Fall of the Big Three


I’m going to take this opportunity to revel in one of the most joyous moments of the entire business experience: joy in the failure of others.

I’m talking specifically about the imminent downfall of the big Detroit three: GM, Ford and Chrysler. And yes, I’m well aware very little good will come out of the failure of these companies and that thousands of people could be made to suffer greatly if they collapse. But the whole point of this blog is that I choose to ignore all that. I’m just going to be short-sighted for a few hundred words and gloat.

To be honest, big, wasteful cars bug me, they always have. I’ve never wanted one, even as a teenager.

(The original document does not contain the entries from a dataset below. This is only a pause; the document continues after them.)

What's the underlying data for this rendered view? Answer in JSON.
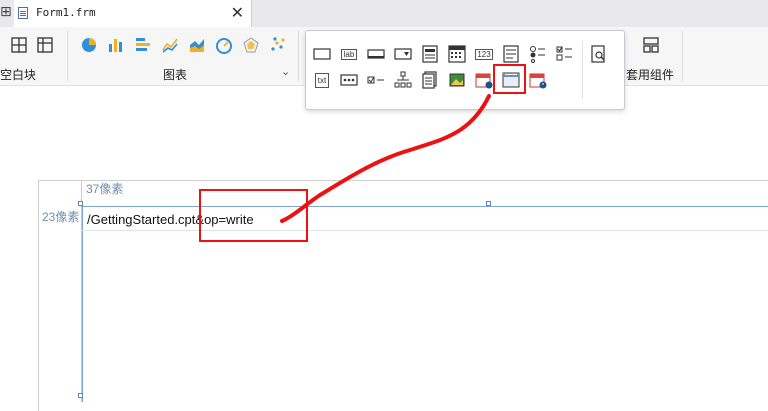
{
  "tab": {
    "title": "Form1.frm",
    "close": "✕",
    "left_icon": "⊞"
  },
  "ribbon": {
    "groups": [
      {
        "label": "空白块"
      },
      {
        "label": "图表"
      },
      {
        "label": "套用组件"
      }
    ],
    "chevron": "⌄"
  },
  "widgets_popup": {
    "row1": [
      "text-box-icon",
      "label-icon",
      "button-icon",
      "dropdown-icon",
      "form-icon",
      "grid-calendar-icon",
      "number-icon",
      "list-icon",
      "radio-group-icon",
      "checkbox-group-icon"
    ],
    "row2": [
      "text-area-icon",
      "password-icon",
      "checkbox-icon",
      "tree-icon",
      "file-icon",
      "image-icon",
      "date-icon",
      "web-frame-icon",
      "datetime-icon"
    ],
    "lab_text": "lab",
    "num_text": "123",
    "txt_text": "txt",
    "search_icon": "search-icon",
    "highlight_color": "#ee1111"
  },
  "canvas": {
    "top_ruler": "37像素",
    "left_ruler": "23像素",
    "url_value": "/GettingStarted.cpt&op=write"
  }
}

I recently did my part to support the transportation industry, spending a nice chunk of my salary on my sweet new ride, a Surly Long-Haul Trucker (https://www.surlybikes.com/lht_comp.html) – an indestructible, all-steel monster of a road bike in a gruff army green, for added testosterone. Take that Detroit! Although maybe I’d be feeling a bit more sorry for you if that SUV hadn’t cut me off at a bike crossing on a green light yesterday (jerk).

And aside from my own likes, dislikes and vendettas, the American carmakers are arguably getting exactly what they deserve. Were we surprised that oil got so expensive? Are we shocked that emissions restrictions are becoming a way of life? Is it any wonder metal prices rose as India and China developed? Detroit’s addiction to their big-profit tanks has been simply childish. And I feel perfectly justified in some uninhibited gloating because – unlike so many predictions of mine – I saw all this coming years ago.

But I guess that doesn’t change the fact that the U.S. and Canadian governments are likely going to shell out billions to save these suicidally short-sighted corporations. Nor does it change the fact that such a bail out would probably be for the best. Because the world just isn’t fair. Small companies get to live and die on their own wisdom and effort. Whole resource towns get to die slow, agonizing deaths as their lifeblood industries dwindle through no fault of theirs. But the self-destructive automakers are simply in another league. We arguably can’t have the economy we’re used to
without them. Sigh.

The idea of governments pulling them out of the mess they’ve made themselves with cheap loans grates my sense of justice, robbing us all of some well-earned comeuppance. When I bought my bike I felt elated that no dollar of mine was going to those foolish, destructive companies. But if they wind up getting those big government loans, I guess they get my dollar too.

Let’s just hope they learned something.